Search the records for the string "libdispatch". Copy each line where it occurs.

◆ ◆ ◆ ◆ ◆ ◆ ◆

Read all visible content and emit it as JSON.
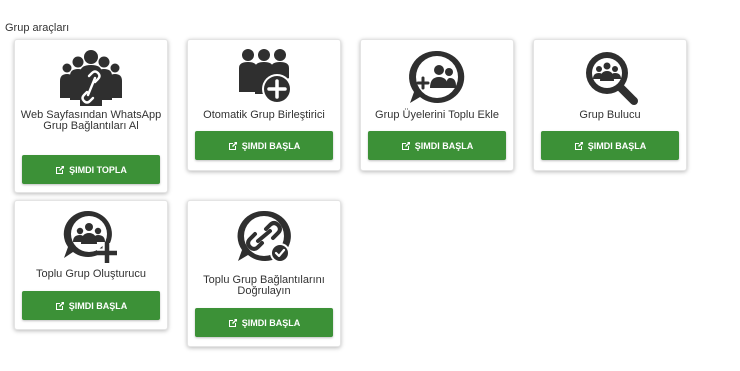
{
  "section": {
    "title": "Grup araçları"
  },
  "tools": [
    {
      "label": "Web Sayfasından WhatsApp Grup Bağlantıları Al",
      "button": "ŞIMDI TOPLA",
      "icon": "group-link-icon"
    },
    {
      "label": "Otomatik Grup Birleştirici",
      "button": "ŞIMDI BAŞLA",
      "icon": "group-merge-icon"
    },
    {
      "label": "Grup Üyelerini Toplu Ekle",
      "button": "ŞIMDI BAŞLA",
      "icon": "add-members-icon"
    },
    {
      "label": "Grup Bulucu",
      "button": "ŞIMDI BAŞLA",
      "icon": "group-search-icon"
    },
    {
      "label": "Toplu Grup Oluşturucu",
      "button": "ŞIMDI BAŞLA",
      "icon": "create-group-icon"
    },
    {
      "label": "Toplu Grup Bağlantılarını Doğrulayın",
      "button": "ŞIMDI BAŞLA",
      "icon": "verify-links-icon"
    }
  ],
  "colors": {
    "button": "#3c9137",
    "icon": "#2f2f2f",
    "text": "#333333"
  }
}
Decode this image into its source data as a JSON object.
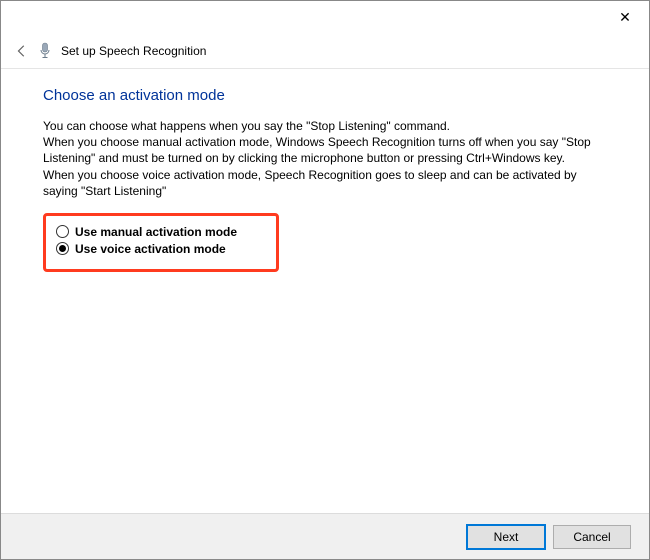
{
  "titlebar": {
    "close_char": "✕"
  },
  "header": {
    "title": "Set up Speech Recognition"
  },
  "main": {
    "heading": "Choose an activation mode",
    "desc_line1": "You can choose what happens when you say the \"Stop Listening\" command.",
    "desc_line2": "When you choose manual activation mode, Windows Speech Recognition turns off when you say \"Stop Listening\" and must be turned on by clicking the microphone button or pressing Ctrl+Windows key.",
    "desc_line3": "When you choose voice activation mode, Speech Recognition goes to sleep and can be activated by saying \"Start Listening\"",
    "options": {
      "manual": {
        "label": "Use manual activation mode",
        "checked": false
      },
      "voice": {
        "label": "Use voice activation mode",
        "checked": true
      }
    }
  },
  "footer": {
    "next_label": "Next",
    "cancel_label": "Cancel"
  }
}
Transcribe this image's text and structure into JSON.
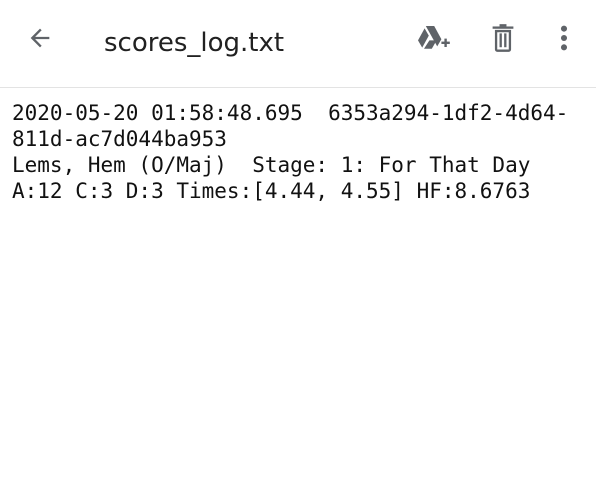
{
  "header": {
    "title": "scores_log.txt",
    "back_icon": "arrow-back-icon",
    "drive_icon": "add-to-drive-icon",
    "delete_icon": "trash-icon",
    "more_icon": "more-vert-icon"
  },
  "file": {
    "lines": [
      "2020-05-20 01:58:48.695  6353a294-1df2-4d64-",
      "811d-ac7d044ba953",
      "Lems, Hem (O/Maj)  Stage: 1: For That Day",
      "A:12 C:3 D:3 Times:[4.44, 4.55] HF:8.6763"
    ]
  },
  "colors": {
    "icon": "#5f6368",
    "text": "#111111",
    "divider": "#e3e3e3"
  }
}
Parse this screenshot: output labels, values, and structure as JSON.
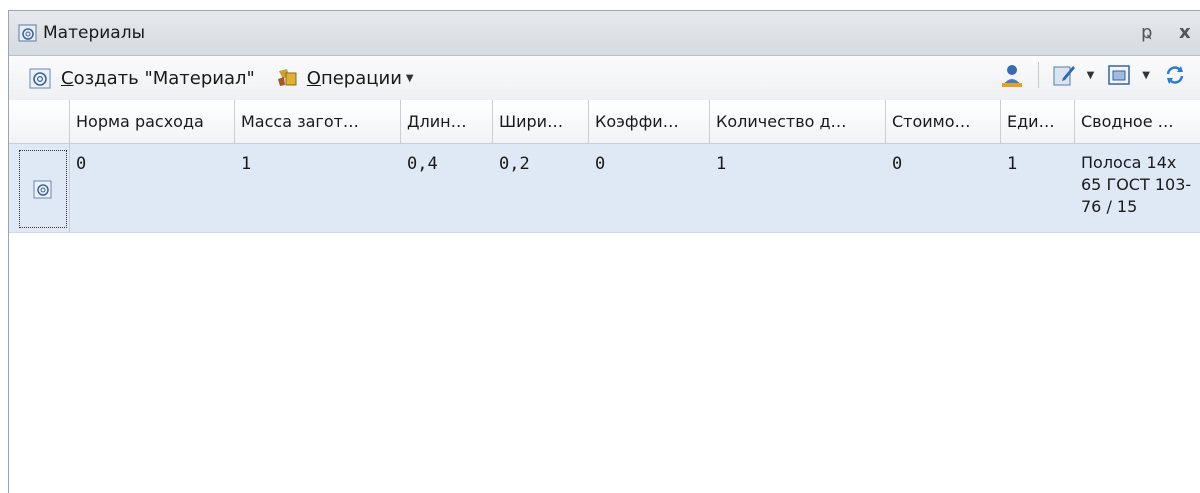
{
  "window": {
    "title": "Материалы",
    "pin_glyph": "ҏ",
    "close_glyph": "x"
  },
  "toolbar": {
    "create_prefix": "",
    "create_label_underlined": "С",
    "create_label_rest": "оздать \"Материал\"",
    "operations_underlined": "О",
    "operations_rest": "перации"
  },
  "table": {
    "columns": [
      "Норма расхода",
      "Масса загот…",
      "Длин…",
      "Шири…",
      "Коэффи…",
      "Количество д…",
      "Стоимо…",
      "Еди…",
      "Сводное …"
    ],
    "rows": [
      {
        "values": [
          "0",
          "1",
          "0,4",
          "0,2",
          "0",
          "1",
          "0",
          "1"
        ],
        "summary": "Полоса 14х 65 ГОСТ 103-76 / 15"
      }
    ]
  },
  "icons": {
    "title": "material-icon",
    "create": "material-icon",
    "operations": "operations-icon",
    "user": "user-icon",
    "edit": "edit-icon",
    "view": "view-icon",
    "refresh": "refresh-icon"
  }
}
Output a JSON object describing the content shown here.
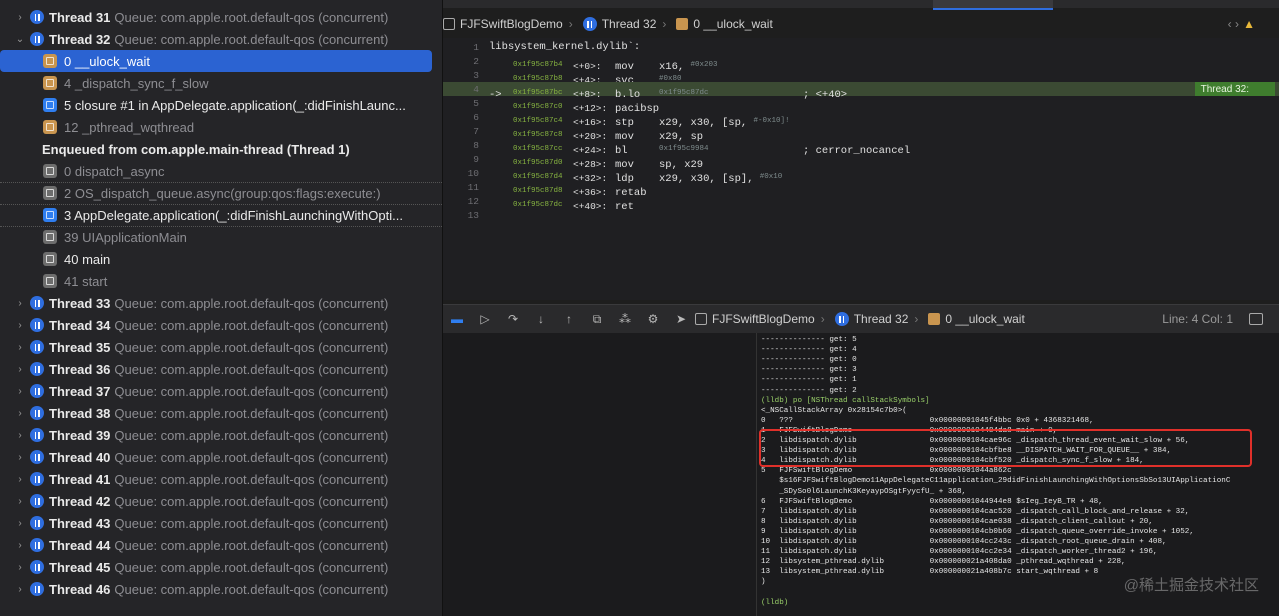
{
  "navigator": {
    "rows": [
      {
        "kind": "thread",
        "expanded": false,
        "name": "Thread 31",
        "queue": "Queue: com.apple.root.default-qos (concurrent)"
      },
      {
        "kind": "thread",
        "expanded": true,
        "name": "Thread 32",
        "queue": "Queue: com.apple.root.default-qos (concurrent)"
      },
      {
        "kind": "frame",
        "icon": "sys",
        "label": "0 __ulock_wait",
        "style": "selected"
      },
      {
        "kind": "frame",
        "icon": "sys",
        "label": "4 _dispatch_sync_f_slow",
        "style": "dim"
      },
      {
        "kind": "frame",
        "icon": "user",
        "label": "5 closure #1 in AppDelegate.application(_:didFinishLaunc...",
        "style": "bright"
      },
      {
        "kind": "frame",
        "icon": "sys",
        "label": "12 _pthread_wqthread",
        "style": "dim"
      },
      {
        "kind": "section",
        "label": "Enqueued from com.apple.main-thread (Thread 1)"
      },
      {
        "kind": "frame",
        "icon": "grey",
        "label": "0 dispatch_async",
        "style": "dim"
      },
      {
        "kind": "frame",
        "icon": "grey",
        "label": "2 OS_dispatch_queue.async(group:qos:flags:execute:)",
        "style": "dim"
      },
      {
        "kind": "frame",
        "icon": "user",
        "label": "3 AppDelegate.application(_:didFinishLaunchingWithOpti...",
        "style": "bright"
      },
      {
        "kind": "frame",
        "icon": "grey",
        "label": "39 UIApplicationMain",
        "style": "dim"
      },
      {
        "kind": "frame",
        "icon": "grey",
        "label": "40 main",
        "style": "bright"
      },
      {
        "kind": "frame",
        "icon": "grey",
        "label": "41 start",
        "style": "dim"
      },
      {
        "kind": "thread",
        "expanded": false,
        "name": "Thread 33",
        "queue": "Queue: com.apple.root.default-qos (concurrent)"
      },
      {
        "kind": "thread",
        "expanded": false,
        "name": "Thread 34",
        "queue": "Queue: com.apple.root.default-qos (concurrent)"
      },
      {
        "kind": "thread",
        "expanded": false,
        "name": "Thread 35",
        "queue": "Queue: com.apple.root.default-qos (concurrent)"
      },
      {
        "kind": "thread",
        "expanded": false,
        "name": "Thread 36",
        "queue": "Queue: com.apple.root.default-qos (concurrent)"
      },
      {
        "kind": "thread",
        "expanded": false,
        "name": "Thread 37",
        "queue": "Queue: com.apple.root.default-qos (concurrent)"
      },
      {
        "kind": "thread",
        "expanded": false,
        "name": "Thread 38",
        "queue": "Queue: com.apple.root.default-qos (concurrent)"
      },
      {
        "kind": "thread",
        "expanded": false,
        "name": "Thread 39",
        "queue": "Queue: com.apple.root.default-qos (concurrent)"
      },
      {
        "kind": "thread",
        "expanded": false,
        "name": "Thread 40",
        "queue": "Queue: com.apple.root.default-qos (concurrent)"
      },
      {
        "kind": "thread",
        "expanded": false,
        "name": "Thread 41",
        "queue": "Queue: com.apple.root.default-qos (concurrent)"
      },
      {
        "kind": "thread",
        "expanded": false,
        "name": "Thread 42",
        "queue": "Queue: com.apple.root.default-qos (concurrent)"
      },
      {
        "kind": "thread",
        "expanded": false,
        "name": "Thread 43",
        "queue": "Queue: com.apple.root.default-qos (concurrent)"
      },
      {
        "kind": "thread",
        "expanded": false,
        "name": "Thread 44",
        "queue": "Queue: com.apple.root.default-qos (concurrent)"
      },
      {
        "kind": "thread",
        "expanded": false,
        "name": "Thread 45",
        "queue": "Queue: com.apple.root.default-qos (concurrent)"
      },
      {
        "kind": "thread",
        "expanded": false,
        "name": "Thread 46",
        "queue": "Queue: com.apple.root.default-qos (concurrent)"
      }
    ]
  },
  "editor": {
    "breadcrumb": {
      "project": "FJFSwiftBlogDemo",
      "thread": "Thread 32",
      "frame": "0 __ulock_wait"
    },
    "lines": [
      {
        "n": "1",
        "text": "libsystem_kernel.dylib`:"
      },
      {
        "n": "2",
        "addr": "0x1f95c87b4",
        "off": "<+0>:",
        "mn": "mov",
        "ops": "x16, ",
        "cmt": "#0x203"
      },
      {
        "n": "3",
        "addr": "0x1f95c87b8",
        "off": "<+4>:",
        "mn": "svc",
        "ops": "",
        "cmt": "#0x80"
      },
      {
        "n": "4",
        "arrow": "->",
        "addr": "0x1f95c87bc",
        "off": "<+8>:",
        "mn": "b.lo",
        "ops": "",
        "cmt": "0x1f95c87dc",
        "tail": "; <+40>",
        "current": true
      },
      {
        "n": "5",
        "addr": "0x1f95c87c0",
        "off": "<+12>:",
        "mn": "pacibsp",
        "ops": "",
        "cmt": ""
      },
      {
        "n": "6",
        "addr": "0x1f95c87c4",
        "off": "<+16>:",
        "mn": "stp",
        "ops": "x29, x30, [sp, ",
        "cmt": "#-0x10]!"
      },
      {
        "n": "7",
        "addr": "0x1f95c87c8",
        "off": "<+20>:",
        "mn": "mov",
        "ops": "x29, sp",
        "cmt": ""
      },
      {
        "n": "8",
        "addr": "0x1f95c87cc",
        "off": "<+24>:",
        "mn": "bl",
        "ops": "",
        "cmt": "0x1f95c9984",
        "tail": "; cerror_nocancel"
      },
      {
        "n": "9",
        "addr": "0x1f95c87d0",
        "off": "<+28>:",
        "mn": "mov",
        "ops": "sp, x29",
        "cmt": ""
      },
      {
        "n": "10",
        "addr": "0x1f95c87d4",
        "off": "<+32>:",
        "mn": "ldp",
        "ops": "x29, x30, [sp], ",
        "cmt": "#0x10"
      },
      {
        "n": "11",
        "addr": "0x1f95c87d8",
        "off": "<+36>:",
        "mn": "retab",
        "ops": "",
        "cmt": ""
      },
      {
        "n": "12",
        "addr": "0x1f95c87dc",
        "off": "<+40>:",
        "mn": "ret",
        "ops": "",
        "cmt": ""
      },
      {
        "n": "13"
      }
    ],
    "thread_badge": "Thread 32:"
  },
  "debug_bar": {
    "breadcrumb": {
      "project": "FJFSwiftBlogDemo",
      "thread": "Thread 32",
      "frame": "0 __ulock_wait"
    },
    "position": "Line: 4  Col: 1"
  },
  "console": {
    "lines": [
      "-------------- get: 5",
      "-------------- get: 4",
      "-------------- get: 0",
      "-------------- get: 3",
      "-------------- get: 1",
      "-------------- get: 2",
      "(lldb) po [NSThread callStackSymbols]",
      "<_NSCallStackArray 0x28154c7b0>(",
      "0   ???                              0x00000001045f4bbc 0x0 + 4368321468,",
      "1   FJFSwiftBlogDemo                 0x0000000104484da8 main + 0,",
      "2   libdispatch.dylib                0x0000000104cae96c _dispatch_thread_event_wait_slow + 56,",
      "3   libdispatch.dylib                0x0000000104cbfbe8 __DISPATCH_WAIT_FOR_QUEUE__ + 384,",
      "4   libdispatch.dylib                0x0000000104cbf520 _dispatch_sync_f_slow + 184,",
      "5   FJFSwiftBlogDemo                 0x00000001044a862c",
      "    $s16FJFSwiftBlogDemo11AppDelegateC11application_29didFinishLaunchingWithOptionsSbSo13UIApplicationC",
      "    _SDySo0l6LaunchK3KeyaypOSgtFyycfU_ + 368,",
      "6   FJFSwiftBlogDemo                 0x00000001044944e8 $sIeg_IeyB_TR + 48,",
      "7   libdispatch.dylib                0x0000000104cac520 _dispatch_call_block_and_release + 32,",
      "8   libdispatch.dylib                0x0000000104cae038 _dispatch_client_callout + 20,",
      "9   libdispatch.dylib                0x0000000104cb0b60 _dispatch_queue_override_invoke + 1052,",
      "10  libdispatch.dylib                0x0000000104cc243c _dispatch_root_queue_drain + 408,",
      "11  libdispatch.dylib                0x0000000104cc2e34 _dispatch_worker_thread2 + 196,",
      "12  libsystem_pthread.dylib          0x000000021a408da0 _pthread_wqthread + 228,",
      "13  libsystem_pthread.dylib          0x000000021a408b7c start_wqthread + 8",
      ")",
      "",
      "(lldb)"
    ]
  },
  "watermark": "@稀土掘金技术社区",
  "colors": {
    "accent": "#2b63d2",
    "highlight": "#e0302a",
    "current_line": "#3b4a33"
  }
}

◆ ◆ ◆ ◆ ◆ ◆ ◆

Response to this task:
      "2   libdispatch.dylib                0x0000000104cae96c _dispatch_thread_event_wait_slow + 56,",
      "3   libdispatch.dylib                0x0000000104cbfbe8 __DISPATCH_WAIT_FOR_QUEUE__ + 384,",
      "4   libdispatch.dylib                0x0000000104cbf520 _dispatch_sync_f_slow + 184,",
      "7   libdispatch.dylib                0x0000000104cac520 _dispatch_call_block_and_release + 32,",
      "8   libdispatch.dylib                0x0000000104cae038 _dispatch_client_callout + 20,",
      "9   libdispatch.dylib                0x0000000104cb0b60 _dispatch_queue_override_invoke + 1052,",
      "10  libdispatch.dylib                0x0000000104cc243c _dispatch_root_queue_drain + 408,",
      "11  libdispatch.dylib                0x0000000104cc2e34 _dispatch_worker_thread2 + 196,",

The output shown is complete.